• Section 2.7 of BP’s own preliminary risk assessment (produced by Arcadis). The report also states that there is a risk of “leaching of CoC (contaminants of concern) from soil into groundwater and subsequent migration in groundwater through the underlying aquifer towards surface water receptors” and that “both water resource and future human health receptors (are) potentially at risk from the use of the Site as a petrol filling station”. The soil on at least part of the site is classified as “Soils of High Leaching Potential (H2) - deep, permeable, coarse-textured soils which readily transmit a wide range of pollutants because of their rapid drainage and low attenuation potential.”
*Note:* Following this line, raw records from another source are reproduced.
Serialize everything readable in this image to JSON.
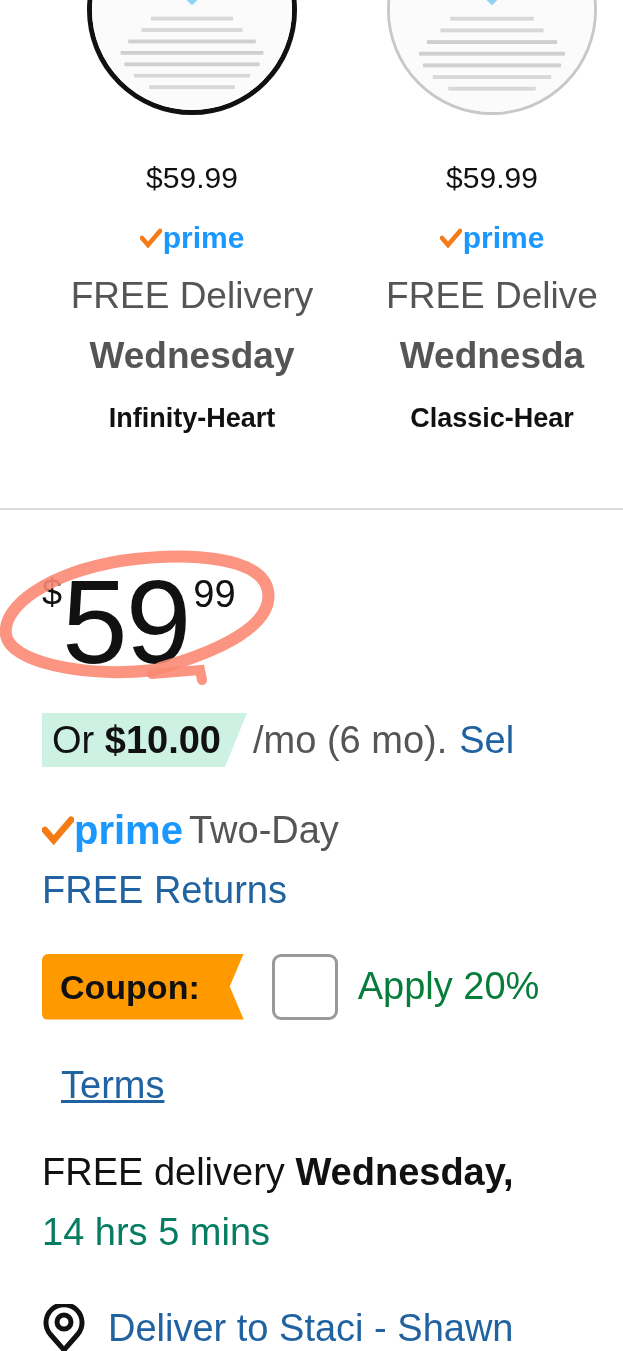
{
  "swatches": [
    {
      "price": "$59.99",
      "prime": "prime",
      "delivery": "FREE Delivery",
      "day": "Wednesday",
      "name": "Infinity-Heart",
      "selected": true
    },
    {
      "price": "$59.99",
      "prime": "prime",
      "delivery": "FREE Delive",
      "day": "Wednesda",
      "name": "Classic-Hear",
      "selected": false
    }
  ],
  "price": {
    "symbol": "$",
    "whole": "59",
    "fraction": "99"
  },
  "installment": {
    "badge": "Or **$10.00**",
    "text": "/mo (6 mo).",
    "link": "Sel"
  },
  "prime_delivery": {
    "logo": "prime",
    "speed": "Two-Day"
  },
  "returns_link": "FREE Returns",
  "coupon": {
    "label": "Coupon:",
    "checked": false,
    "text": "Apply 20%"
  },
  "terms_link": "Terms",
  "delivery": {
    "text": "FREE delivery **Wednesday,**",
    "countdown": "14 hrs 5 mins"
  },
  "deliver_to": "Deliver to Staci - Shawn"
}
  • 260m of species-rich hedgerow and 130m of species-poor hedgerow. (Response from Yorkshire Wildlife trust).

  • Archaeology report by ON SITE ARCHÆOLOGY LTD: “… (the site has) potential to contain archaeological remains of prehistoric or Roman date.”
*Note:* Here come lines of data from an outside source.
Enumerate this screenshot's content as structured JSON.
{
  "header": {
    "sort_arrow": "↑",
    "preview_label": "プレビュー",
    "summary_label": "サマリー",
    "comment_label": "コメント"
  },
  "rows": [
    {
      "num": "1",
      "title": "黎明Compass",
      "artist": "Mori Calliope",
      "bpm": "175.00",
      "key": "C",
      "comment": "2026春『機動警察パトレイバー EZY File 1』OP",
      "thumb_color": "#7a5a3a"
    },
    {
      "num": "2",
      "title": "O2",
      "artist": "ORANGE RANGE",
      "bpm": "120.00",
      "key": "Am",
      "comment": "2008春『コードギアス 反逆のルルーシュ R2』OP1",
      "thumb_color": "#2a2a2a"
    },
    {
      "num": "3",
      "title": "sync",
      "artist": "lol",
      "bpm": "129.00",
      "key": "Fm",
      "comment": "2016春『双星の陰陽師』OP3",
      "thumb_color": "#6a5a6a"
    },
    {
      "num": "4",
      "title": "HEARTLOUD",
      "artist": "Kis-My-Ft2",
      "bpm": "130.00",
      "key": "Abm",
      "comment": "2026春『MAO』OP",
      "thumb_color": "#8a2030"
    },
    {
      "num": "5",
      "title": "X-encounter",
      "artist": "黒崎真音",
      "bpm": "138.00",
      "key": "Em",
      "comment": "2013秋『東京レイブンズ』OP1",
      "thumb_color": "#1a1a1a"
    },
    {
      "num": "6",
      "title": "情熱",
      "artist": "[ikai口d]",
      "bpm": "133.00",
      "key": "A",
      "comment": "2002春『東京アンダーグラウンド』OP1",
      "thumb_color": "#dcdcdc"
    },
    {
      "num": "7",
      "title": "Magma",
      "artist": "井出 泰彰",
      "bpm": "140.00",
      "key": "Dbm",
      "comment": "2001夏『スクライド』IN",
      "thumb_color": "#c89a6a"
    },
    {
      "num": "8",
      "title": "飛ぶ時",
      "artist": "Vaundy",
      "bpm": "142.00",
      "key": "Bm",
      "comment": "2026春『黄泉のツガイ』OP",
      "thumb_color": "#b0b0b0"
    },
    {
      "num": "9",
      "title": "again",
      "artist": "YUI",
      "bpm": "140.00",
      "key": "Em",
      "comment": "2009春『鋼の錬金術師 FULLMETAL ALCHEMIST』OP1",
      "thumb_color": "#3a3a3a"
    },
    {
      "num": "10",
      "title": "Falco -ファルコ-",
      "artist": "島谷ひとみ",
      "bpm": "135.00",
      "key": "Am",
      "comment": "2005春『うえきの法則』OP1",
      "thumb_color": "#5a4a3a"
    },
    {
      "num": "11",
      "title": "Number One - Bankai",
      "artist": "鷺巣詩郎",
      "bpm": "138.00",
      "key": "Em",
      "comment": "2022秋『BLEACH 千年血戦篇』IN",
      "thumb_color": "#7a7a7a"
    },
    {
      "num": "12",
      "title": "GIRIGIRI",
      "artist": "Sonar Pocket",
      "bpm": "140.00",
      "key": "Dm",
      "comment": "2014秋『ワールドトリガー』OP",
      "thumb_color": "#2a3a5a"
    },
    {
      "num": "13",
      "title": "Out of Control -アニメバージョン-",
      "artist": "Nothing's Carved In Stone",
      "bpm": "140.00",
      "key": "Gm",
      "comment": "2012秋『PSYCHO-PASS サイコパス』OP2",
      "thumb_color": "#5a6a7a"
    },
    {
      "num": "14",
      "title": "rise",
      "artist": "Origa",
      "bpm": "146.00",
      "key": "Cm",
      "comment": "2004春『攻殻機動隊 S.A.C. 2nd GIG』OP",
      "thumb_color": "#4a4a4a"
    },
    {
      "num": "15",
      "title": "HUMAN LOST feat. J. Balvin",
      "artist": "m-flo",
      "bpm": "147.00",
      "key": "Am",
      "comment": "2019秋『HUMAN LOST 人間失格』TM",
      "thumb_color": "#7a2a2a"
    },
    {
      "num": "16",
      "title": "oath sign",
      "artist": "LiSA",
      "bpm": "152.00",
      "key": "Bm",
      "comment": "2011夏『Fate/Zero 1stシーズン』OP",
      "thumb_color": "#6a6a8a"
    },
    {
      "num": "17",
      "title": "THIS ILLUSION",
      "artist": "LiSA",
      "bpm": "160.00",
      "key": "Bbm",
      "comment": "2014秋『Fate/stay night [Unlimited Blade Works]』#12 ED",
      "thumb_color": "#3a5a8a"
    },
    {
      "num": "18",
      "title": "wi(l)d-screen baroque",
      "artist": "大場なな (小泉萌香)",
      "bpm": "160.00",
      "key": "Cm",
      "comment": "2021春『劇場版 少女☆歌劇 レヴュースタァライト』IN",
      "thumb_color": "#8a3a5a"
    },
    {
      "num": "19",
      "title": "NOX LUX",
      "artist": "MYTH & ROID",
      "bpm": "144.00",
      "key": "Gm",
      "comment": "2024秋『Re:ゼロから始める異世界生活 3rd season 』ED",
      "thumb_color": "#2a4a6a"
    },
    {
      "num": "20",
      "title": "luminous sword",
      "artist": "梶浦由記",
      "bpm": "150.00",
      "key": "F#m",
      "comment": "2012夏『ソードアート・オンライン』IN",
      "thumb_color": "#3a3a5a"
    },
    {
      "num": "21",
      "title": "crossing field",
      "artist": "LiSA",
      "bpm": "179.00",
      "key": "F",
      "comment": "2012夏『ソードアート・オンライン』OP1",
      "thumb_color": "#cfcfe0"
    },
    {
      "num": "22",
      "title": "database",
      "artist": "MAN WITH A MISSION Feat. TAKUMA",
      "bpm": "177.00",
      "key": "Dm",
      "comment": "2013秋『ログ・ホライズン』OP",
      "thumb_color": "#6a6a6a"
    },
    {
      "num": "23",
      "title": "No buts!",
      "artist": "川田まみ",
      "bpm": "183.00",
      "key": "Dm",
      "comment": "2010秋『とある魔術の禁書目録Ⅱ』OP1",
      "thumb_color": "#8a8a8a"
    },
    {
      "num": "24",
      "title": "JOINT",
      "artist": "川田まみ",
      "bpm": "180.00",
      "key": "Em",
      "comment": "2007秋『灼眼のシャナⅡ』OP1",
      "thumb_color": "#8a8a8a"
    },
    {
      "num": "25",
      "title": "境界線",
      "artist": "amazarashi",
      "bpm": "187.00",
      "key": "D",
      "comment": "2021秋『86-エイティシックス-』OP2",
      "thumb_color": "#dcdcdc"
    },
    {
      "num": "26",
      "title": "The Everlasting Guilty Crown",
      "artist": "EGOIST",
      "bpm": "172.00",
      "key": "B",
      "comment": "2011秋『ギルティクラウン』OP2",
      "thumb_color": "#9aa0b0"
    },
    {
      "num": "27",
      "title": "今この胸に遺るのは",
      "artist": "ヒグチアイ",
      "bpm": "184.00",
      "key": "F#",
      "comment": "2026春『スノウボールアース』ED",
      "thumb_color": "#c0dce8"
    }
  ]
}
  • Thirsk and Sowerby Conservation Area (see https://www.hambleton.gov.uk/downloads/file/1606/thirsk_draft_conservation_area)
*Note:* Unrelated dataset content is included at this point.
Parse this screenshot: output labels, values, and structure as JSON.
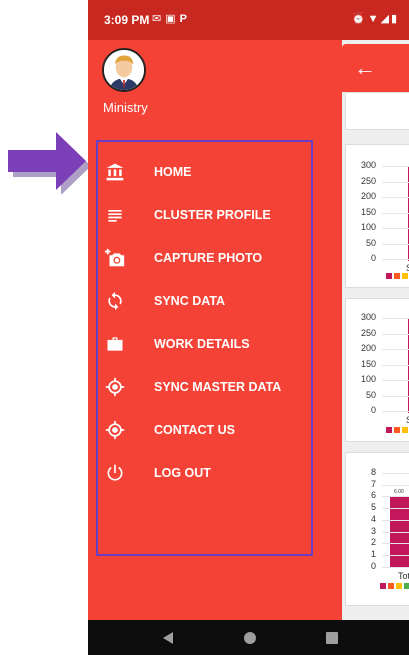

  • BP’s own economic statement (section 3.10)See: https://www.theguardian.com/environment/2019/oct/09/what-we-know-top-20-global-polluters

  • McDonald’s (“Climate change is the biggest environmental issue of our time…”), M&S (“Climate change is one of the most pressing challenges the world faces today … … No company can hope to prosper in a world where we continue to … pump CO2 into the atmosphere at the rate we are today.”) and Coca-Cola (“We will continue to …. reduce our carbon footprint, and work with partners and suppliers to help slow the warming trend”).